We live in the digital age, a time of iPods and iPads, Kindles and Nooks and Kobos, bits and bites instead of paper and bindings, and being (just about) a child of the cyber-generation, I embrace the technology.
I collect Apple products like they’re going out of fashion. (They’re not). I download reading app’s and magazine app’s and newspaper app’s as if I’m going to have time to read them all. (I’m not. See previous post). I am not one of those who think the digital revolution will destroy the book industry. Many people will always love, some say fetishise, the feeling of paper between their fingers, the smell of newly printed books the iPad can’t (yet) provide, the thrill of turning the pages and ‘Eye-Ore‘ing the corners (as the Norwegians say) that digital programs attempt to reproduce because they have become so integral to our sense of just what it is to read a book. I read books on Kindle’s Whisper Sync program, download magazines to my Zinio app, read the freebies I can get on iBooks but, deep down, I am one of those paper-fetishisers.

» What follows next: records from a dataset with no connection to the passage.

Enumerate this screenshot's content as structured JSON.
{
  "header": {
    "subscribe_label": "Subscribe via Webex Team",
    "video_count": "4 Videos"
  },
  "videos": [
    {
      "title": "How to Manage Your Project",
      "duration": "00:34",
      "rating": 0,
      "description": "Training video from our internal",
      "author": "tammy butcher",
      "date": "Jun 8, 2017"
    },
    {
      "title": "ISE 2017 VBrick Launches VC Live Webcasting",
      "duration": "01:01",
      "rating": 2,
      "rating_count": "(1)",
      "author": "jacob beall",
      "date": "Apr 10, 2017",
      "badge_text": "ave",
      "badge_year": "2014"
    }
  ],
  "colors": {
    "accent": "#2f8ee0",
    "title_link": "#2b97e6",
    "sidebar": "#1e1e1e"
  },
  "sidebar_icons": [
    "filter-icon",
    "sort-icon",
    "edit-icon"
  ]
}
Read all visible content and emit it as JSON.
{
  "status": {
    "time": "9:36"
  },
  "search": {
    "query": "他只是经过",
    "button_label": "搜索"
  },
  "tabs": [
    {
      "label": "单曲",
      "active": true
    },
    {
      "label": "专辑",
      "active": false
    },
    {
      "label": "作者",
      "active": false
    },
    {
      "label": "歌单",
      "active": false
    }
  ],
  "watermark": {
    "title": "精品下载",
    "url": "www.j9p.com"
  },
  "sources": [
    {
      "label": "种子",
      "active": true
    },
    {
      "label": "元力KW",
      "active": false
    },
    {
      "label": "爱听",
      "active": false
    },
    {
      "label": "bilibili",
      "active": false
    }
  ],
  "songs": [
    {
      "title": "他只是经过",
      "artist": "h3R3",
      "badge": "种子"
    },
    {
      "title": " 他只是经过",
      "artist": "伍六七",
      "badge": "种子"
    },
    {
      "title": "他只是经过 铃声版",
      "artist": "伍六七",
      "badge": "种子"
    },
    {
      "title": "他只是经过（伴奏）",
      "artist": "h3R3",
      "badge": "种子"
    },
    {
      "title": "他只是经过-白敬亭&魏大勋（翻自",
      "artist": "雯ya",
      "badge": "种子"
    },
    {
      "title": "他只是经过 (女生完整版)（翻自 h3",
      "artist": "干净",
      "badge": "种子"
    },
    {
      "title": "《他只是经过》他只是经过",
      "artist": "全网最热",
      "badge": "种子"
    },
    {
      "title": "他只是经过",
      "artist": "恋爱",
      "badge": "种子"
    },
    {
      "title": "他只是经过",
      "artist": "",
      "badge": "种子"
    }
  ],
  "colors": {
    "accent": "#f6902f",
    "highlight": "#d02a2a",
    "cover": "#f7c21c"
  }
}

1. Browsing an online bookstore will never, ever beat browsing a real one. From the grumpy clerks, to the haphazard layout, to the thrill of finding something you have been searching for in every bookshop across a continent, to finding things you never knew you were after, bookshop hunting is one of my favourite hobbies. There is something far too easy about typing the book you want into a search engine, (or, more likely, Amazon), and finding the book you want within seconds, and usually for next to nothing, (how on earth do those guys who sell books for a penny on amazon make a living? Is it the $32 they charge for shipping?…) Not only for books, I must say, at the risk of sounding like a grandparent: completing a Panini sticker album used to involve having to go out, meet other kids and, sometimes, physically remove the Norwich shield shiny from their grasping, sweaty hands.
2. As far as I can tell, you can’t lend digital books to friends, or pass them on when you’ve finished with them. Admittedly, I don’t do this nearly enough in real life, but I do sometimes, and it makes me feel damn good when I do. (Then again, I have a sneaking suspicion that with some new eBook readers or sites you may be able to pass digital books on to people, but it’s just not the same, is it?)
3. You can’t find new books for a couple of quid/bucks/shekels in the eBook stores, like you can in second-hand and charity shops across the land. After intensive research of thinking of an author, (Tom Clancy for some reason, not sure why, I’ve never even read him!), and looking up his latest book on Amazon, it turns out that the Kindle version of his book is even more expensive than the hardback version! With all the paper, ink and delivery being saved on the wonders of digital books, where is the logic in that?
(Although, having said all that, I’m pretty sure you can download eBooks illegally just like music and movies…not that I do either, of course…)
4. I can (and do) walk down the street holding a paperback, or lounge on the beach with one, (at the admittedly painful risk of knowing it may get sandy or even water-lapped). I wouldn’t do either with my iPad.
5. Finally, (for now, at least, this may well be a topic I come back to), I don’t know much about my future, from where I want to live to what I want to be doing to afford the place I’m going to be living in, but I do know that I want to own a library of my favourite books. Like one of my literary heroes, Neil Gaiman’s. Or any of the places at this gorgeous site, whose title pretty much says it all: bookshelfporn! As my parents will readily attest, I’m well on my way…
All of this goes some way to explaining why, when packing for the trip I am currently on, I not only packed an iPad and iPhone with enough storage capacity to hold thousands (?) of books, but also eight or nine paperbacks, from the last in a young adult trilogy I have been working my way through to non-fiction works on the American subculture or the search for spirituality in the Middle East, (all of which shall be reviewed here soon). Why do I waste the suitcase space and the back muscles on flesh-and-bone books? Because I love books. And that’s not going to change any time soon…